* Required action
From the records below, find each line with the string "sáng" and copy it.
·····
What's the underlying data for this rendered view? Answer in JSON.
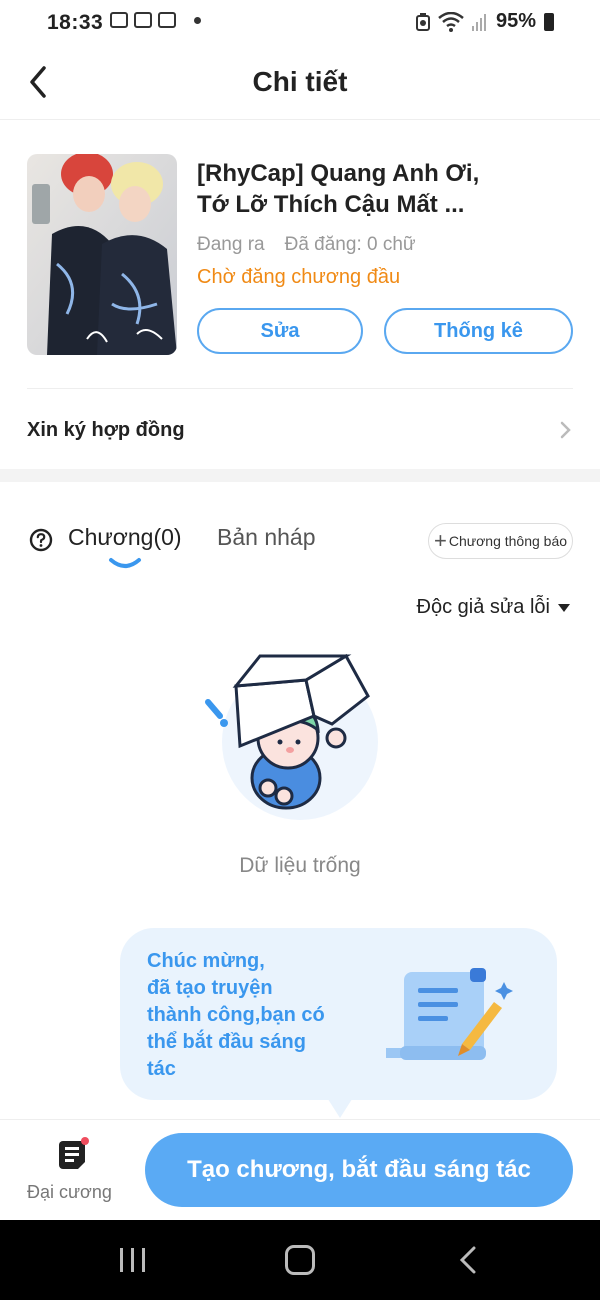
{
  "status_bar": {
    "time": "18:33",
    "battery": "95%"
  },
  "header": {
    "title": "Chi tiết"
  },
  "book": {
    "title_line1": "[RhyCap] Quang Anh Ơi,",
    "title_line2": "Tớ Lỡ Thích Cậu Mất ...",
    "status": "Đang ra",
    "word_count": "Đã đăng: 0 chữ",
    "waiting": "Chờ đăng chương đầu",
    "edit_label": "Sửa",
    "stats_label": "Thống kê"
  },
  "contract": {
    "label": "Xin ký hợp đồng"
  },
  "tabs": {
    "chapters": "Chương(0)",
    "drafts": "Bản nháp",
    "announce": "Chương thông báo"
  },
  "sort": {
    "label": "Độc giả sửa lỗi"
  },
  "empty": {
    "text": "Dữ liệu trống"
  },
  "tooltip": {
    "line1": "Chúc mừng,",
    "line2": "đã tạo truyện",
    "line3": "thành công,bạn có",
    "line4": "thể bắt đầu sáng",
    "line5": "tác"
  },
  "bottom": {
    "outline_label": "Đại cương",
    "create_label": "Tạo chương, bắt đầu sáng tác"
  },
  "colors": {
    "accent": "#3a97ee",
    "orange": "#f08a15",
    "button": "#5aaaf4"
  }
}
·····
* Solution to the problem
    "line4": "thể bắt đầu sáng",
    "create_label": "Tạo chương, bắt đầu sáng tác"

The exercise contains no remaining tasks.